The Julbord at Al Johnson’s offers two evenings of all the traditional holiday food that Sweden is well known for: herring, cheeses, meatballs, beet salad, liver pate, potato sausage — and the ubiquitous Swedish Christmas ham.
If you’ve never had Swedish Christmas ham, you might not realize that it is in fact quite different from American holiday hams, which are usually smoked in one way or another. The Swedish tradition is to prepare a pickled ham — soaked in a salt brine. Al Johnson’s head chef Freddie Brexel, a native of Sweden, is making sure this year’s Julbord has plenty of his Christmas ham (julskinka), the recipe for which is included below.
In an interview with Brexel, he explained the most important thing is to minimize the smokiness of the ham: soak it in salt brine. If it sounds like julskinka might be salty, you’re right.

Brexel has vivid memories of eating julskinka — on Christmas and the two or three days following. His extended family of 50 cousins and aunts and uncles would gather at his grandmother’s small, 3-bedroom house, and she would cook enough food, and more, for everyone.
“My father’s mother was a typical stubborn Swedish grandmother who wouldn’t let anyone help her,” but she spent hours in that cramped little kitchen preparing all the staples of Christmas food that every Swedish family enjoyed, Brexel said.
He chuckled when asked if perhaps this year’s julskinka recipe might be hers. “Well, my cooking is definitely influenced by my grandmother, but being a stubborn Swede also meant she wouldn’t share her cooking secrets!”
Brexel came to the U.S. on vacation for the first time in 1992. He was friends with someone in his hometown of Österbymo, in Östergötland, who was related to Al Johnson’s wife Ingert, and they all met that year in Door County. After alternating his residence between the U.S. and Sweden a few times, he finally settled down in the U.S. with a job at Al Johnson’s in 2000.
This year will mark the first Christmas in 19 years that he’ll be with his family back in Sweden.

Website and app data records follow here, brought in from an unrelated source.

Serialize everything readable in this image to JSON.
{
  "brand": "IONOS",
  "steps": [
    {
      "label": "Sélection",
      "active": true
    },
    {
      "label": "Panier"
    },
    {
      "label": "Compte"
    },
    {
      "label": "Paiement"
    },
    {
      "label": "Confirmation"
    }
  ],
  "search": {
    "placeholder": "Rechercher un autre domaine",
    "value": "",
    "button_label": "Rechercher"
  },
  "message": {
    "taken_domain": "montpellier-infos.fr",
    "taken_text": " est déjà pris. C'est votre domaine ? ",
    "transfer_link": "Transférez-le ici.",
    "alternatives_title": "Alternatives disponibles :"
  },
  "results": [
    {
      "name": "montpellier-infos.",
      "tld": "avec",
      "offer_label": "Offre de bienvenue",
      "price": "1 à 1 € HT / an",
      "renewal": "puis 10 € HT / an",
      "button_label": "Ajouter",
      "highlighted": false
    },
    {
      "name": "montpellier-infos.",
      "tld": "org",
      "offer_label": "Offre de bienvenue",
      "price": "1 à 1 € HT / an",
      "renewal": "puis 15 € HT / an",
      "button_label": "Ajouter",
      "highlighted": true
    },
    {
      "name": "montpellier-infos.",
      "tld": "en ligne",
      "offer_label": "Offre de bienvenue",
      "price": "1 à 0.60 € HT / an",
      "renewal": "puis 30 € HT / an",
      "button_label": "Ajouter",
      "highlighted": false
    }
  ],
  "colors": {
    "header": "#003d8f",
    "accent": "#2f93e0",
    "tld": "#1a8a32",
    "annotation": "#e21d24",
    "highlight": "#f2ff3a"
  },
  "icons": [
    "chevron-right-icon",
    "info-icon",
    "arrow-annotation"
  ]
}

And his farmor will be there, too — celebrating her 97th birthday on Christmas Eve. She doesn’t cook anymore, but someone will bring ham, and Brexel is looking forward to sneaking into the kitchen in the middle of the night and making a sandwich with leftover julskinka and strong mustard — with her.

Al Johnson's Christmas Ham
5 pounds pickled or lightly smoked ham
1 tablespoon whole allspice
1 teaspoon whole black pepper
2 bay leaves
1 leek, sliced into thin pieces

• Soak ham in water overnight
• Bring to boil and discard water
• Cover ham with cold water, add spices and leeks
• Bring to boil
• Turn down and simmer for 2 – 2.5 hours or until 160° internal temperature
• Leave ham in water and cool in refrigerator
• Put cold ham into shallow baking pan

• Mix together:
3 tablespoons Swedish mustard
1/2 tablespoon light molasses
1 egg yolk
1/2 tablespoon potato flour or corn starch

• Spread mixture over ham.
• Sprinkle bread crumbs over ham, spread 1 tablespoon butter over top.
• Bake at 375° for about 20 minutes or until golden brown.
• Let cool in refrigerator.
• Serve with Jansson's Temptation and Swedish mustard.

Recipe by Chef Freddie Bexell, Al Johnson's Swedish Restaurant & Butik. For more info, see